-- TASK ITEM --
Among the entries below, which lines include the string "icon"? Show each one.

[Data records]
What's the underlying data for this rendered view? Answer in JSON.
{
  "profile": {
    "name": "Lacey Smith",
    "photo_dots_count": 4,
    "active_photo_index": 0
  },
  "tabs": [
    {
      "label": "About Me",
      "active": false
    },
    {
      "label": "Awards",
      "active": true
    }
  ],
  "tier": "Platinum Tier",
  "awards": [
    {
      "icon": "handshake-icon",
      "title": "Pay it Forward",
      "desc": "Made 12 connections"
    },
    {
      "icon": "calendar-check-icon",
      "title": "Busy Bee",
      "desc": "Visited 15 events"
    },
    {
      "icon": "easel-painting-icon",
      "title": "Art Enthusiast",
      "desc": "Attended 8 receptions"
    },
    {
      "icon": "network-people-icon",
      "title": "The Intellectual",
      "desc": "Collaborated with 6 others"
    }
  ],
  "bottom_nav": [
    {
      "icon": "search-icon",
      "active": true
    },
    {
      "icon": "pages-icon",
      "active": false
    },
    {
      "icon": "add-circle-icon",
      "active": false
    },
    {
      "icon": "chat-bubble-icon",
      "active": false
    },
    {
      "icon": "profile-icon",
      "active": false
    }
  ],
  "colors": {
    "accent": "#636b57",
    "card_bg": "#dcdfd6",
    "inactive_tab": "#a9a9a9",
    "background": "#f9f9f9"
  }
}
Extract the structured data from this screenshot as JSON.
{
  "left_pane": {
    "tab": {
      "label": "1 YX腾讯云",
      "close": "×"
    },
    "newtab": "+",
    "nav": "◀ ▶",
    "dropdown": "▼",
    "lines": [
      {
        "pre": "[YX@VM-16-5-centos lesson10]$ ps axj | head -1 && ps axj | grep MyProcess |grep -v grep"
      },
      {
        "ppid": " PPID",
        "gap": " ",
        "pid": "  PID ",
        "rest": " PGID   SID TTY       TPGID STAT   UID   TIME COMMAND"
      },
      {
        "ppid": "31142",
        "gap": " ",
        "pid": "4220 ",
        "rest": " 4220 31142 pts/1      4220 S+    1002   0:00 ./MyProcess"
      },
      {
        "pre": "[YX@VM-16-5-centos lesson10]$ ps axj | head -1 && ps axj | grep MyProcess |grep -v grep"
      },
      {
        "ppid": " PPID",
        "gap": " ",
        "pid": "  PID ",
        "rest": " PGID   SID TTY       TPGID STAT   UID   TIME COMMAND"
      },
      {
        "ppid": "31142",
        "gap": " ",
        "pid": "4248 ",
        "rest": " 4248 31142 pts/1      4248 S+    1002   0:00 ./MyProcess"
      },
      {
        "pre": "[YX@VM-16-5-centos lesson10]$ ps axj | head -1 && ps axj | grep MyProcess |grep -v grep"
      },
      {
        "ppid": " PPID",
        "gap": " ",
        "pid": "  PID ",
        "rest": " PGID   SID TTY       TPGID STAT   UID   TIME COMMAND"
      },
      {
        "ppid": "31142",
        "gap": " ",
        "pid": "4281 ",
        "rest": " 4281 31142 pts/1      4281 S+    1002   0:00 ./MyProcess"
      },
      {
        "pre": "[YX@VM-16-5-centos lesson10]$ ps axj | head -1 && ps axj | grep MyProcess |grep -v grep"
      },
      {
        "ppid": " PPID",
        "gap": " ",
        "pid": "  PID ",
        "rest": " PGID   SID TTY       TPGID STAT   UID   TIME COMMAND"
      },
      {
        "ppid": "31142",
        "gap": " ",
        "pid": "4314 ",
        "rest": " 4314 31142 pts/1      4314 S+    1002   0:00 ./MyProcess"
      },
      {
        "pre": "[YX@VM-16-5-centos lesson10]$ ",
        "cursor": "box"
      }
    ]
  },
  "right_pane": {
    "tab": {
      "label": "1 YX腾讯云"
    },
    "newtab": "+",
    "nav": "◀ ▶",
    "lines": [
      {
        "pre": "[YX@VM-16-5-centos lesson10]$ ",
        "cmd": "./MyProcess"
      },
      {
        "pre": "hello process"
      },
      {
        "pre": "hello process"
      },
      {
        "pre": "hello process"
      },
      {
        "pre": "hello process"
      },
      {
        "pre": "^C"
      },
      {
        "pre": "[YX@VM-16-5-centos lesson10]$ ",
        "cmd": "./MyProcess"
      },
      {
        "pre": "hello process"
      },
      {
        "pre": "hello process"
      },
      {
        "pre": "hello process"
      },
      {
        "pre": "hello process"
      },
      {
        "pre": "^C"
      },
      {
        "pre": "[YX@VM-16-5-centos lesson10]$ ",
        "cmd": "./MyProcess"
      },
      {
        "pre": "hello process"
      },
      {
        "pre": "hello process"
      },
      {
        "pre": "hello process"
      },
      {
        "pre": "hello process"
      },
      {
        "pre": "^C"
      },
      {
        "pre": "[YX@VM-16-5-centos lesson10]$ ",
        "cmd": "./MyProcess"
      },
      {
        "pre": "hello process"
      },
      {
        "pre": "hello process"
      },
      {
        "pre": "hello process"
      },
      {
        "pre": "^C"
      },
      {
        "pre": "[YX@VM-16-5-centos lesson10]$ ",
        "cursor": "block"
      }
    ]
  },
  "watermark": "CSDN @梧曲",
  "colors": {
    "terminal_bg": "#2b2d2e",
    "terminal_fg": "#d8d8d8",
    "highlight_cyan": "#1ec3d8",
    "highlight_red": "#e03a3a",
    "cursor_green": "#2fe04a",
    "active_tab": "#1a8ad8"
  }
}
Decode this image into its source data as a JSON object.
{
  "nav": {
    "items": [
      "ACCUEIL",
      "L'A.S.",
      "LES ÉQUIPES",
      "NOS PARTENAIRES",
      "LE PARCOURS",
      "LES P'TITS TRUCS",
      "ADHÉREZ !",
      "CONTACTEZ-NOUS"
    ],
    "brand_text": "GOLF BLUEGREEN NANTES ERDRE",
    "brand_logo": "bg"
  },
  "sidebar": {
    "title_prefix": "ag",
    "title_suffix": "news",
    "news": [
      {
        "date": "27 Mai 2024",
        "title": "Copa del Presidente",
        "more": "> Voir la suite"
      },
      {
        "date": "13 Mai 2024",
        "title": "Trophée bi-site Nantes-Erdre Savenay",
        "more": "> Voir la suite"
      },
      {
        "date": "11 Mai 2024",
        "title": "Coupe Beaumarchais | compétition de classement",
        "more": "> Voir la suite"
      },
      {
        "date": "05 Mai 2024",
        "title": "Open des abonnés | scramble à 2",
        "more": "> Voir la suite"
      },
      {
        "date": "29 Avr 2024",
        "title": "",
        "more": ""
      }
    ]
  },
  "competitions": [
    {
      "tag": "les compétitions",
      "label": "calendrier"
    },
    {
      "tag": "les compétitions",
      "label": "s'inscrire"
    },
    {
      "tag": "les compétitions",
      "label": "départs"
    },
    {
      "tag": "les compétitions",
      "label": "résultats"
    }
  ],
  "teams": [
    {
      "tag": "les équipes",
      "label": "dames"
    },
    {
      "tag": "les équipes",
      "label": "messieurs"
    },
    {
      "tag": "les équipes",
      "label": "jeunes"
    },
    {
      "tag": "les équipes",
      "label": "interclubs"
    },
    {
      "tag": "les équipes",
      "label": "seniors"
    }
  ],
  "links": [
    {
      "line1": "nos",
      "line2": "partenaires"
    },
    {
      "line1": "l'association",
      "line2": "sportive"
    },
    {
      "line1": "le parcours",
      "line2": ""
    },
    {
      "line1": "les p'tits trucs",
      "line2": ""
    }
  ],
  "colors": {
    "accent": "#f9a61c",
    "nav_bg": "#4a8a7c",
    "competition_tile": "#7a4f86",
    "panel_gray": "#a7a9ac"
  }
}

-- WRITTEN RESPONSE --
      "icon": "handshake-icon",
      "icon": "calendar-check-icon",
      "icon": "easel-painting-icon",
      "icon": "network-people-icon",
      "icon": "search-icon",
      "icon": "pages-icon",
      "icon": "add-circle-icon",
      "icon": "chat-bubble-icon",
      "icon": "profile-icon",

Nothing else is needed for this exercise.